What are the marks of the genuine apostle? “Signs and wonder?” Visions, dreams, and eloquent speech? Such things are wonderful and have their place, but are they the criteria by which we can judge someone’s claim of apostolic authority? The Apostle Paul provided insight into this issue in his second letter to the Corinthians, when certain critics from Jerusalem challenge his credentials.
His opponents derided him. “His bodily presence is weak and his speech of no account.” Unlike Paul, they had letters of recommendation from Jerusalem. They could point to the abundance of their visions and miracles, and to their Jewish pedigrees. Nevertheless, Paul labeled them “false apostles,” men who were preaching “another Jesus” and a “different gospel.”
In contrast, Paul, the genuine “apostle to the Gentiles, pointed to the things he had suffered for the gospel’s sake to validate his authority:
- “Are they ministers of Christ? So am I. In labors more abundantly, in prisons more abundantly, in stripes above measure, in deaths often. Of the Jews five times received I forty stripes save one. Thrice was I beaten with rods. Once was I stoned. Thrice I suffered shipwreck. A night and a day have I been in the deep; in journeyings often, in perils of rivers, in perils of robbers, in perils from my countrymen, in perils from the Gentiles, in perils in the city, in perils in the wilderness, in perils in the sea, in perils among false brethren; in labor and travail, in watchings, frequently, in hunger and thirst, in fasting often, in cold and nakedness… Who is weak, and I am not weak? If I must glory, I will glory of the things that concern my weakness.”

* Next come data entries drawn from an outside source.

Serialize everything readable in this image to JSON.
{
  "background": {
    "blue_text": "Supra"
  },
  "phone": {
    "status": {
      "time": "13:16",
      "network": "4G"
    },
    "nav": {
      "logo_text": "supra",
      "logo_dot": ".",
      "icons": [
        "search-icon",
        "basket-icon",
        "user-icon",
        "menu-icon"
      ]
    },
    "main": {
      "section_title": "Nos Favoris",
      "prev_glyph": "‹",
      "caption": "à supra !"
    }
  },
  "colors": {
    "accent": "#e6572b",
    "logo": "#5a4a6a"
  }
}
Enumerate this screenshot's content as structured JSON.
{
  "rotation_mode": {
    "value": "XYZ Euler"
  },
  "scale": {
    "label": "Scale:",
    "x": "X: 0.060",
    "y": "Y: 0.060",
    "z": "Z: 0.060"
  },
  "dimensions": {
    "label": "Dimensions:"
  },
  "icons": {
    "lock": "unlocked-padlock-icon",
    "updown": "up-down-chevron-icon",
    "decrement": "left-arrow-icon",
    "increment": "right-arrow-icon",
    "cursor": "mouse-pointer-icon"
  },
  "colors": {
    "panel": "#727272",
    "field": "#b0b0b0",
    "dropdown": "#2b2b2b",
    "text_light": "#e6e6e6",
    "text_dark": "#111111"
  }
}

Yes, miracles occurred in his ministry. Yes, he had visions and revelations. Yes, once he received a vision of the “third heaven.” Nevertheless, those things did NOT validate his apostleship. What mattered, and what Paul learned through suffering, is that the grace of God is sufficient, especially in our human weaknesses:
- “My grace is sufficient for you, for my power is made complete in weakness. Most gladly, therefore, will I rather glory in my weaknesses, that the power of Christ may rest upon me. Wherefore, I take pleasure in weaknesses, in injuries, in necessities, IN PERSECUTIONS, in distresses, for the sake of Jesus; for when I am weak, then am I strong.”
Paul’s “credentials” stand in stark contrast to many of today’s “apostles” and “prophets,” who point to their “signs and wonders,” visions, multiple visits to the “third heaven,” abilities to raise the dead, and communications with angels to validate their apostolic and prophetic authority.
Does this mean that a person must suffer like Paul did to be a legitimate apostle? No! However, if any alleged apostle claims that God only wants to prosper his people, or that suffering for the faith is not His will, or points to “mighty signs and wonders,” visions, dreams, angelic interactions, and trips to the “third heaven” to legitimize his or her apostolic authority, grab your wallet and RUN!